continues to this day (750,000 barrels per year, compared with 24 billion barrels worldwide). As I hiked along the North Country National Trail, I came upon an oil well. At first, I thought it was an abandoned relic until I noticed a modern electrical panel and motor. You could smell crude oil around the area. As I continued hiking I came across yet another, also with the smell of crude.

The second well

Today, a large refinery sits on Route 6 in Warren with large tankers coming and going. Given that the river wraps around two sides of the refinery, and busy Route 6 on the third side, the only vantage point for a photograph was at the west end. Unfortunately, with employees coming and going, and the security related to refineries, I felt pretty uncomfortable taking photos (I’ve previously been approached by security people photographing other facilities). The Kinzua Dam was an exception since it accommodated visitors and photos outside its gates.

Even if we had known early on how burning fossil fuels would change the planet, given that evolution has wired us to pursue short-term benefits for survival, and our transition to an industrialized economy enabling a higher standard of living for some, I suspect that we would have continued down this road, just as we have done over the past 40 years.

Our intelligence and our technology have given us the power to affect the climate.
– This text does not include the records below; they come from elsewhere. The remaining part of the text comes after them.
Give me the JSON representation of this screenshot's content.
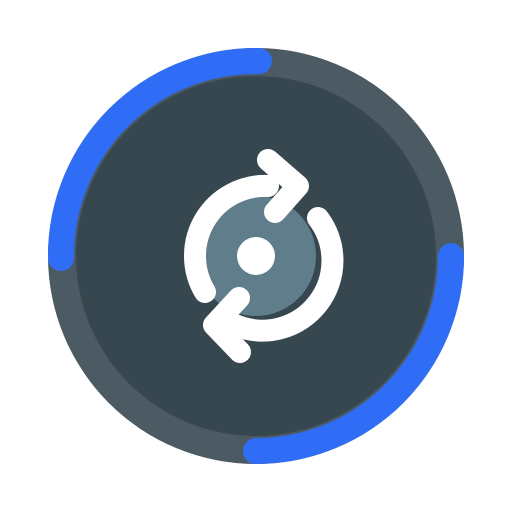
{
  "icon": {
    "name": "sync-disc-icon",
    "colors": {
      "background": "#ffffff",
      "outer_ring": "#4b5a63",
      "inner_disc": "#37474f",
      "center_disc": "#607d8b",
      "progress_arc": "#2f6df6",
      "arrows": "#ffffff",
      "center_hole": "#ffffff"
    }
  }
}
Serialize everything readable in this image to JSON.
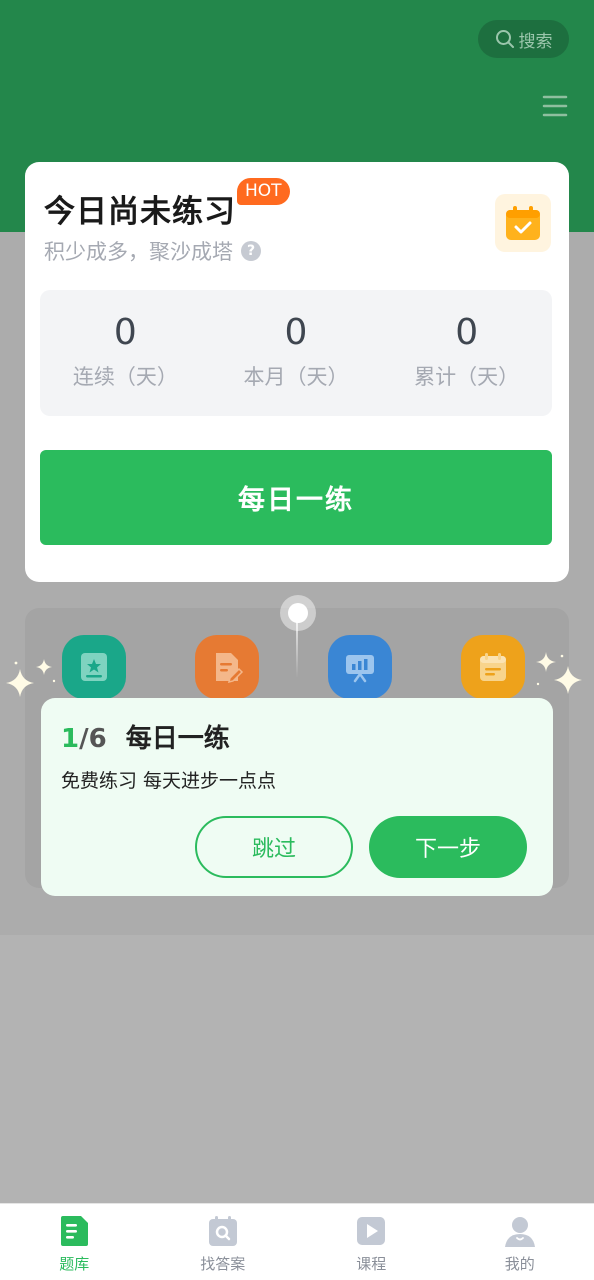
{
  "header": {
    "search_label": "搜索"
  },
  "practice_card": {
    "title": "今日尚未练习",
    "hot_badge": "HOT",
    "subtitle": "积少成多，聚沙成塔",
    "help_mark": "?",
    "stats": [
      {
        "value": "0",
        "label": "连续（天）"
      },
      {
        "value": "0",
        "label": "本月（天）"
      },
      {
        "value": "0",
        "label": "累计（天）"
      }
    ],
    "daily_button": "每日一练"
  },
  "quick_icons": [
    {
      "icon": "star-card-icon",
      "color": "#1aa789"
    },
    {
      "icon": "edit-doc-icon",
      "color": "#e67a33"
    },
    {
      "icon": "presentation-chart-icon",
      "color": "#3a86d4"
    },
    {
      "icon": "calendar-icon",
      "color": "#eea21b"
    }
  ],
  "guide": {
    "step_current": "1",
    "step_total": "/6",
    "title": "每日一练",
    "description": "免费练习 每天进步一点点",
    "skip_label": "跳过",
    "next_label": "下一步"
  },
  "tabbar": {
    "items": [
      {
        "label": "题库",
        "icon": "question-bank-icon",
        "active": true
      },
      {
        "label": "找答案",
        "icon": "find-answer-icon",
        "active": false
      },
      {
        "label": "课程",
        "icon": "course-play-icon",
        "active": false
      },
      {
        "label": "我的",
        "icon": "profile-icon",
        "active": false
      }
    ]
  },
  "colors": {
    "brand_green": "#2bbb5d",
    "header_green": "#23874b",
    "hot_orange": "#ff6a1f"
  }
}
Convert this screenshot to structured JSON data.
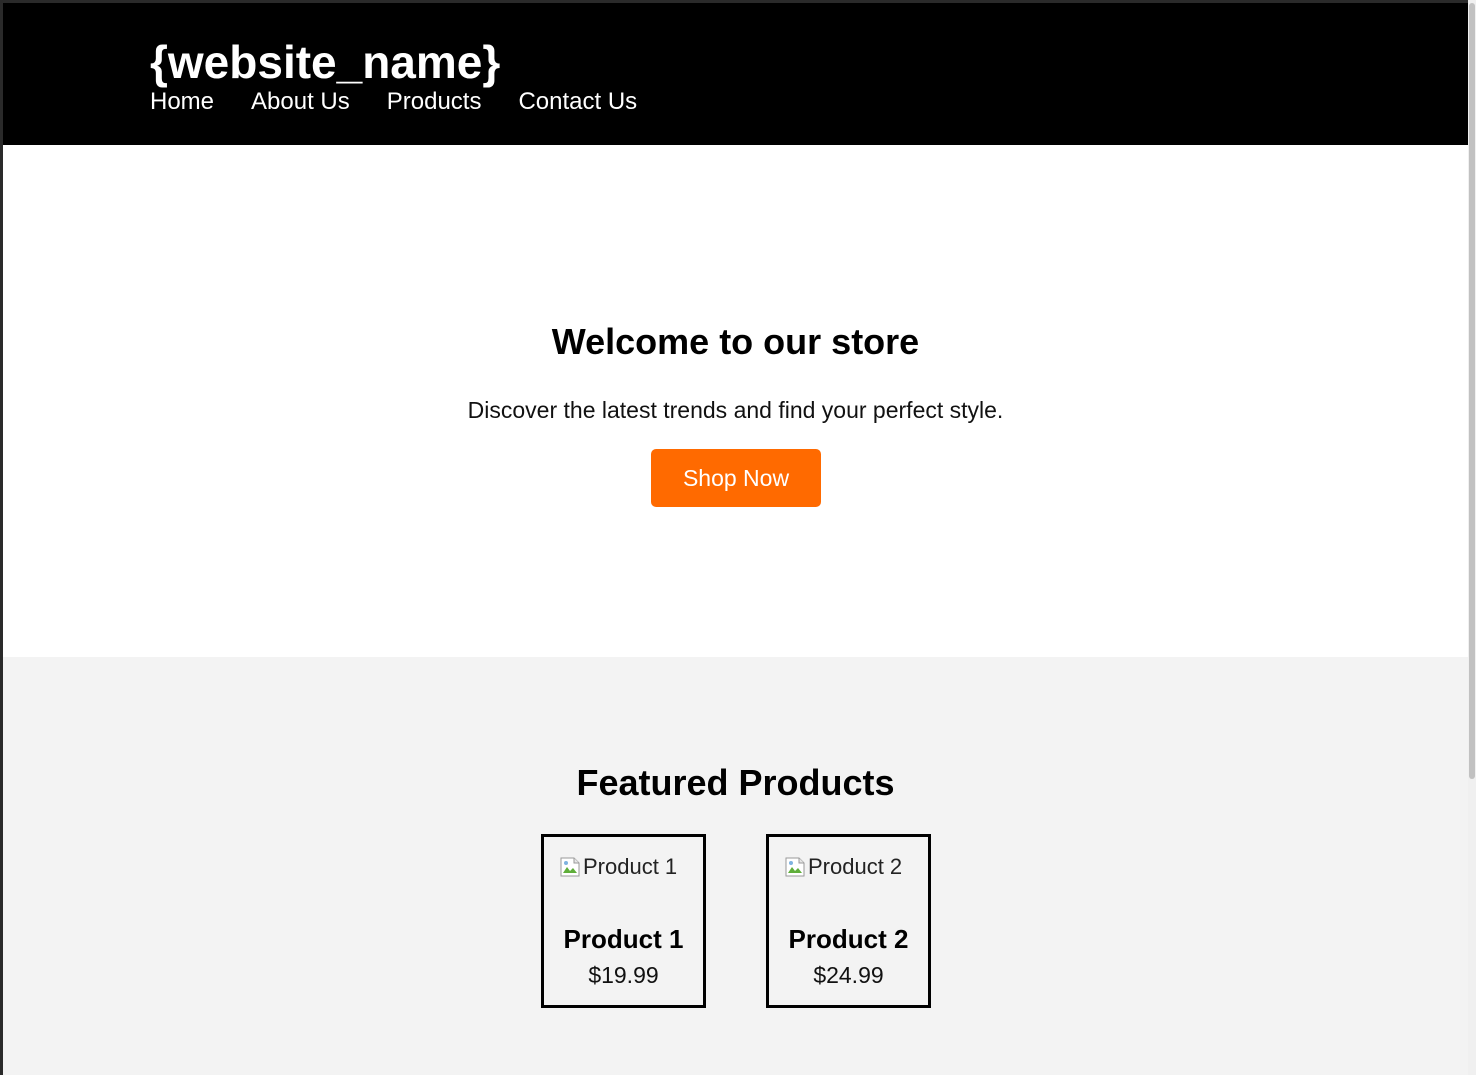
{
  "header": {
    "site_title": "{website_name}",
    "nav": [
      "Home",
      "About Us",
      "Products",
      "Contact Us"
    ]
  },
  "hero": {
    "title": "Welcome to our store",
    "subtitle": "Discover the latest trends and find your perfect style.",
    "button_label": "Shop Now",
    "button_color": "#ff6a00"
  },
  "featured": {
    "title": "Featured Products",
    "products": [
      {
        "image_alt": "Product 1",
        "name": "Product 1",
        "price": "$19.99"
      },
      {
        "image_alt": "Product 2",
        "name": "Product 2",
        "price": "$24.99"
      }
    ]
  },
  "icons": {
    "broken_image": "broken-image-icon"
  }
}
How will we use this power? Are we willing to tolerate ignorance and complacency in matters that affect the entire human family? Do we value short-term advantages above the welfare of the Earth? Or will we think on longer time scales, with concern for our children and our grandchildren, to understand and protect the complex life-support systems of our planet? The Earth is a tiny and fragile world. It needs to be cherished. (Carl Sagan, Cosmos, New York: Random House, 1980, p. 103)

I will show some photos of the flora I encountered along the North Country trail in my next post.